TASK PROMPT >> What is needed is the run of lines from the one with "Give me the" through the close of the data, set down exactly.

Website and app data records
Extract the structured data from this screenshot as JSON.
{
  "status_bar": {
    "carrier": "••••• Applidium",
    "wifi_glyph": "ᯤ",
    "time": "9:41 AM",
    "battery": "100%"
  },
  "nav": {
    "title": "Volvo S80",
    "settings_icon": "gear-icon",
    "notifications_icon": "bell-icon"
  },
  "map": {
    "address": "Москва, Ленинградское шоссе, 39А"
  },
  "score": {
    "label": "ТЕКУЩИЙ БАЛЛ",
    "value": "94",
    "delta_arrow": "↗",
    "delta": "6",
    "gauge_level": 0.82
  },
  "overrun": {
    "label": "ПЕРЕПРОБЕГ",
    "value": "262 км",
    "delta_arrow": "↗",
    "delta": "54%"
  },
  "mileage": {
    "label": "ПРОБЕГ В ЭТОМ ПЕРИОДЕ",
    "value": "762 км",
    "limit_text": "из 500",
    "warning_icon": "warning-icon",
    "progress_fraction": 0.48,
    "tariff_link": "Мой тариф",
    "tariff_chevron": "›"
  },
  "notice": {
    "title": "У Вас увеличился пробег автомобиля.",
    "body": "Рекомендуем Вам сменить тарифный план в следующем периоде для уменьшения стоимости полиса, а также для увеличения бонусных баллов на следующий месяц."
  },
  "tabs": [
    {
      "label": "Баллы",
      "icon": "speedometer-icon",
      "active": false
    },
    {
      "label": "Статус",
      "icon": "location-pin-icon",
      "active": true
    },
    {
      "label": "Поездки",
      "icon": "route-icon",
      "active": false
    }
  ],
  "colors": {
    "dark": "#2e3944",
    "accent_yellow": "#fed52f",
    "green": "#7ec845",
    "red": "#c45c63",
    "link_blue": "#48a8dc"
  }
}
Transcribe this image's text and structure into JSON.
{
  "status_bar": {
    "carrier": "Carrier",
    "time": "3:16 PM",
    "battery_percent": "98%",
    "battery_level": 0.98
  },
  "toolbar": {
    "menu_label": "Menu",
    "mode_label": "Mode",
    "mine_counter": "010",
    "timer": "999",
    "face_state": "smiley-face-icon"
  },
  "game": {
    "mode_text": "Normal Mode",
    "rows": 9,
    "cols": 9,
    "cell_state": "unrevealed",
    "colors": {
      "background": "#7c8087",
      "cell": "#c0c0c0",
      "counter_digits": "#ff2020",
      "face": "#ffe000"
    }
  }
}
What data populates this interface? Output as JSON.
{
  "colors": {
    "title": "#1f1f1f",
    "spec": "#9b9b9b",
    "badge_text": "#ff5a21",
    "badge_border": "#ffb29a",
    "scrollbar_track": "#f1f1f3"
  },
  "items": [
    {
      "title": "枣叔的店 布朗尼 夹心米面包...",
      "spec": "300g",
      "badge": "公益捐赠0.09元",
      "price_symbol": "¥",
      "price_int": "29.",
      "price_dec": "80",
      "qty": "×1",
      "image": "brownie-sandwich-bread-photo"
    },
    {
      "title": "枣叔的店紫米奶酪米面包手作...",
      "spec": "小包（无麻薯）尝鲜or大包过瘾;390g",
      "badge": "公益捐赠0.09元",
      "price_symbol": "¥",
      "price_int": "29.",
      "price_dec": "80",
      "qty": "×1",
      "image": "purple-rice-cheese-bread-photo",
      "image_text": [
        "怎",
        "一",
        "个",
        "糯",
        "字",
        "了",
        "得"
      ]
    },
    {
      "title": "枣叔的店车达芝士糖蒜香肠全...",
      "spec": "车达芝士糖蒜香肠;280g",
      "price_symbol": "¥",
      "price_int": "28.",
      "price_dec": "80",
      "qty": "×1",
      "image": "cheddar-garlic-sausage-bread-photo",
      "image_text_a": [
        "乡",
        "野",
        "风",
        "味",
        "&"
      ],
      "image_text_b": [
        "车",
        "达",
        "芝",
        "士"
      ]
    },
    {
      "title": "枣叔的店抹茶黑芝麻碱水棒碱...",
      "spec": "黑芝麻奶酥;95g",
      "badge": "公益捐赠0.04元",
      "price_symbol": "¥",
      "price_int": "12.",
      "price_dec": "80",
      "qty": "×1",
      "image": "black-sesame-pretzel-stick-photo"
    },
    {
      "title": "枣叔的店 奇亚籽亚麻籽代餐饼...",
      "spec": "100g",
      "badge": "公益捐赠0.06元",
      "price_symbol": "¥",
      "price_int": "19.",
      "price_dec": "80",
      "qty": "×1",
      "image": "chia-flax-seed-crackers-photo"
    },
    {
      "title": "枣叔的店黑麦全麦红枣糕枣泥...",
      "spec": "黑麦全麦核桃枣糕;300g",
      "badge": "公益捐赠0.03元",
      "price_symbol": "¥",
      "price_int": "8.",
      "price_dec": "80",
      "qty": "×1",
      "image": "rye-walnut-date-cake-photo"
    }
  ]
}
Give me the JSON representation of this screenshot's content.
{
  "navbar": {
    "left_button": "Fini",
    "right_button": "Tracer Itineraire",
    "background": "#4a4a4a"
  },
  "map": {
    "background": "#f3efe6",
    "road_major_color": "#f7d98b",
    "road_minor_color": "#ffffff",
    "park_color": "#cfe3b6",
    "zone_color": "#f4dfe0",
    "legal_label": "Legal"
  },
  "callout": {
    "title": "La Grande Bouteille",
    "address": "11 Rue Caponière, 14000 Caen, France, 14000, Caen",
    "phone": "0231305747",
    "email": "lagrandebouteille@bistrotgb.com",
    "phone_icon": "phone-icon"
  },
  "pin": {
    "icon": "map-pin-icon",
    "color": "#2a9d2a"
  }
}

FINAL ANSWER >>
Give me the JSON representation of this screenshot's content.
{
  "navbar": {
    "left_button": "Fini",
    "right_button": "Tracer Itineraire",
    "background": "#4a4a4a"
  },
  "map": {
    "background": "#f3efe6",
    "road_major_color": "#f7d98b",
    "road_minor_color": "#ffffff",
    "park_color": "#cfe3b6",
    "zone_color": "#f4dfe0",
    "legal_label": "Legal"
  },
  "callout": {
    "title": "La Grande Bouteille",
    "address": "11 Rue Caponière, 14000 Caen, France, 14000, Caen",
    "phone": "0231305747",
    "email": "lagrandebouteille@bistrotgb.com",
    "phone_icon": "phone-icon"
  },
  "pin": {
    "icon": "map-pin-icon",
    "color": "#2a9d2a"
  }
}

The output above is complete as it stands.